Recognizing letters isn’t the straightforward task it seems to be to those of us who are fluent readers. This is because there’s so much variability in the shapes of letters. Upper and lower case letters often bear little similarity to each other. And letter shapes also vary widely depending on the font. Back in my B.C. grammar school days, much of what we read was handwritten, and so we had even more variation in form to deal with.
It’s often thought that four-year-olds don’t yet have the manual dexterity to learn handwriting. And yet, James argues, it’s precisely poor penmanship skills in these youngsters that helps them master letter recognition. When children copy letters, their reproductions are far from exact. Lines are tilted, angles are off, and curves aren’t balanced. Still, when children look at what they’ve drawn, they know it’s “the same” as the original because they wrote it. Furthermore, as they gain more practice in handwriting, children learn the essential elements of letters are that run across families of fonts and different people’s penmanship.
To test the hypothesis that handwriting letters creates links between sensory (visual) and motor (hand) regions of the brain, James conducted an fMRI study using four-year olds. Clear links between visual and hand areas are observed in adult readers, but not in illiterate children. The children were then split into two groups. Both underwent letter recognition training, but half used the see-and-say method while the other half copied letters as well. After four weeks, the children’s brains were scanned once more. Connections between visual and hand areas were already forming in those who’d learned by handwriting, whereas none could be detected in the see-and-say group.
This study was followed up by an experiment testing the hypothesis that handwriting helps children learn to extract the essential elements from variable letter forms. To avoid any contamination of the data from prior learning, the experiments taught 5-year-olds the Greek alphabet. Some children learned by copying the letters (handwriting), while others learned by see-and-say. In a crucial third condition, another group of children learned the Greek alphabet also by the see-and-say method, but with exposure to a wide variety of fonts. The children in this condition learned just as well as did those in the handwriting condition. Those in the single-font see-and-say condition performed much worse.
Finally, in a brain-scanning study looking at the learning of cursive, children who were asked to handwrite cursive examples developed vision-hand connections in their brains, but those who just watched adults writing in cursive did not. Likewise, children who were taught to recognize letters by typing them on a keyboard didn’t develop vision-hand connections, even though the motor task of typing was involved. In short, learning letters by handwriting not only helps kids extract the essential features of letters, it’s also the only method that establishes the brain connections necessary for full literacy.
Pencil and paper may seem like ancient writing implements to today’s digital generation. Still, there are ways that computer tablets can be an effective device for teaching early literacy skills. Single-font see-and-say programs will only take Junior so far. But the research we’ve just reviewed shows that multi-font see-and-say programs can be quite effective. Such programs should be easy to design, and some may already be on the market. Furthermore, handwriting recognition software is widely available, and so it should be implemented in educational games that kids can play on their mobile devices.

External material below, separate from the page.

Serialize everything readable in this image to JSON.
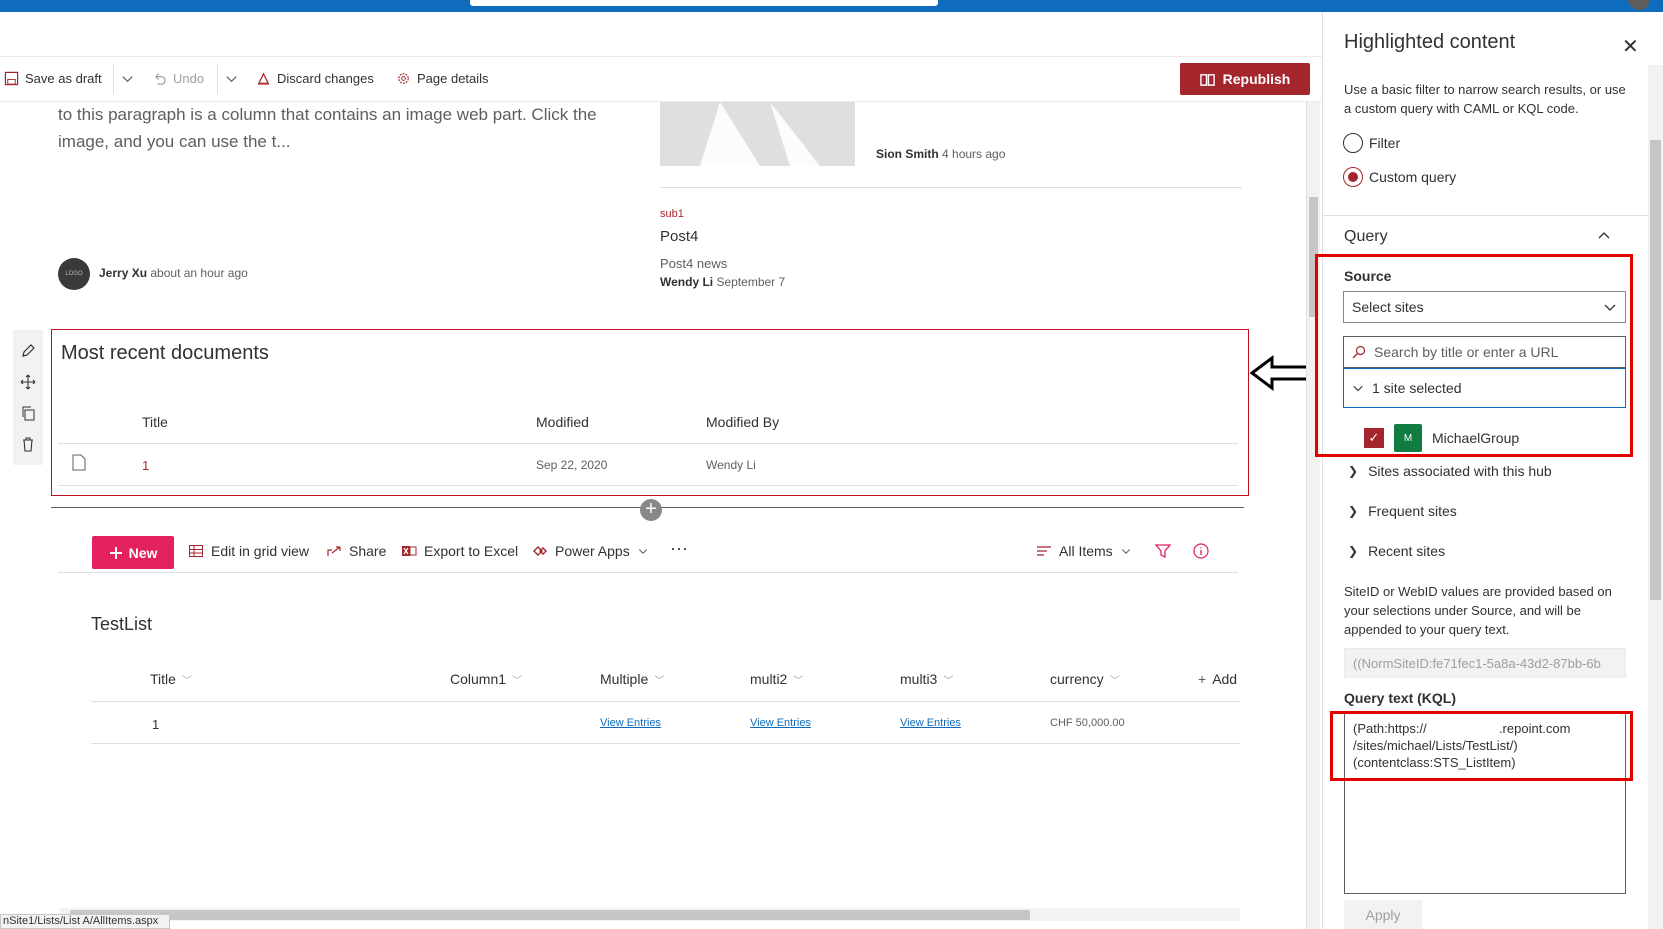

The digital age has changed the way we communicate—even how we read and write. But if we’re thoughtful in how we use our devices, we can reap the benefits they offer while avoiding their dangers.
James, K. H. (2017). The importance of handwriting experience on the development of the literate brain. Current Directions in Psychological Science, 26, 502-508.